[Records contained in a dataset]
↓↓↓

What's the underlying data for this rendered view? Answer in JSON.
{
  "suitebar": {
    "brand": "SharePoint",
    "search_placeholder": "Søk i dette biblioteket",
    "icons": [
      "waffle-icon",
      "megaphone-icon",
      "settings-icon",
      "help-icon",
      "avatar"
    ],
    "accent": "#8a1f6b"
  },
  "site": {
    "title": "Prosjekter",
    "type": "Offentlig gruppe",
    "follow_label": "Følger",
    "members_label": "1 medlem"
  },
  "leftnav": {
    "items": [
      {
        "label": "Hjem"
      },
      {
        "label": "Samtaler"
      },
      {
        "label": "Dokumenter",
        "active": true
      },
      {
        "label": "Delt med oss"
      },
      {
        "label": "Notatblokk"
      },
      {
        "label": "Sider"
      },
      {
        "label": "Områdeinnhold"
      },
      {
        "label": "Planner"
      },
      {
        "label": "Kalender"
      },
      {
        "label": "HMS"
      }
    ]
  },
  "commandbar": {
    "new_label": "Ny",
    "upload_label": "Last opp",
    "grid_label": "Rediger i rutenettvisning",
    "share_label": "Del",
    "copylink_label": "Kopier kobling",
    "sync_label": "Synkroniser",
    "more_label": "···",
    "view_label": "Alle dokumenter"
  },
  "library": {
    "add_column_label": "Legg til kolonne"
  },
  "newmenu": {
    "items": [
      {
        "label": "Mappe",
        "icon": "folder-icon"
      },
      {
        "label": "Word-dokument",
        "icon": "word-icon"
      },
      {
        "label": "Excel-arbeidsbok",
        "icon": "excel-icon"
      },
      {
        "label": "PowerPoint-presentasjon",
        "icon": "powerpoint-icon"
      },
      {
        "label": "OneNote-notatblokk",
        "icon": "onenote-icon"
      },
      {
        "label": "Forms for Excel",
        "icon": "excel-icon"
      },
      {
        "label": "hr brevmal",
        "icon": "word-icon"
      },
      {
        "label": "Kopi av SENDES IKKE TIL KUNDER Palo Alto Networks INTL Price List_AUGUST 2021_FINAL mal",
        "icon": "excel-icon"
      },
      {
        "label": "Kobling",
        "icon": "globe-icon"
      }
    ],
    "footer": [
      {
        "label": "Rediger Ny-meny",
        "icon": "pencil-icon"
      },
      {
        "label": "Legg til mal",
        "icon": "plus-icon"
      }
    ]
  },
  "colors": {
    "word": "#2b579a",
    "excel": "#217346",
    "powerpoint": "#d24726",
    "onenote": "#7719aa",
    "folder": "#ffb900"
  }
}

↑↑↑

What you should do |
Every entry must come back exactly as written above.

Your response |
What's the underlying data for this rendered view? Answer in JSON.
{
  "suitebar": {
    "brand": "SharePoint",
    "search_placeholder": "Søk i dette biblioteket",
    "icons": [
      "waffle-icon",
      "megaphone-icon",
      "settings-icon",
      "help-icon",
      "avatar"
    ],
    "accent": "#8a1f6b"
  },
  "site": {
    "title": "Prosjekter",
    "type": "Offentlig gruppe",
    "follow_label": "Følger",
    "members_label": "1 medlem"
  },
  "leftnav": {
    "items": [
      {
        "label": "Hjem"
      },
      {
        "label": "Samtaler"
      },
      {
        "label": "Dokumenter",
        "active": true
      },
      {
        "label": "Delt med oss"
      },
      {
        "label": "Notatblokk"
      },
      {
        "label": "Sider"
      },
      {
        "label": "Områdeinnhold"
      },
      {
        "label": "Planner"
      },
      {
        "label": "Kalender"
      },
      {
        "label": "HMS"
      }
    ]
  },
  "commandbar": {
    "new_label": "Ny",
    "upload_label": "Last opp",
    "grid_label": "Rediger i rutenettvisning",
    "share_label": "Del",
    "copylink_label": "Kopier kobling",
    "sync_label": "Synkroniser",
    "more_label": "···",
    "view_label": "Alle dokumenter"
  },
  "library": {
    "add_column_label": "Legg til kolonne"
  },
  "newmenu": {
    "items": [
      {
        "label": "Mappe",
        "icon": "folder-icon"
      },
      {
        "label": "Word-dokument",
        "icon": "word-icon"
      },
      {
        "label": "Excel-arbeidsbok",
        "icon": "excel-icon"
      },
      {
        "label": "PowerPoint-presentasjon",
        "icon": "powerpoint-icon"
      },
      {
        "label": "OneNote-notatblokk",
        "icon": "onenote-icon"
      },
      {
        "label": "Forms for Excel",
        "icon": "excel-icon"
      },
      {
        "label": "hr brevmal",
        "icon": "word-icon"
      },
      {
        "label": "Kopi av SENDES IKKE TIL KUNDER Palo Alto Networks INTL Price List_AUGUST 2021_FINAL mal",
        "icon": "excel-icon"
      },
      {
        "label": "Kobling",
        "icon": "globe-icon"
      }
    ],
    "footer": [
      {
        "label": "Rediger Ny-meny",
        "icon": "pencil-icon"
      },
      {
        "label": "Legg til mal",
        "icon": "plus-icon"
      }
    ]
  },
  "colors": {
    "word": "#2b579a",
    "excel": "#217346",
    "powerpoint": "#d24726",
    "onenote": "#7719aa",
    "folder": "#ffb900"
  }
}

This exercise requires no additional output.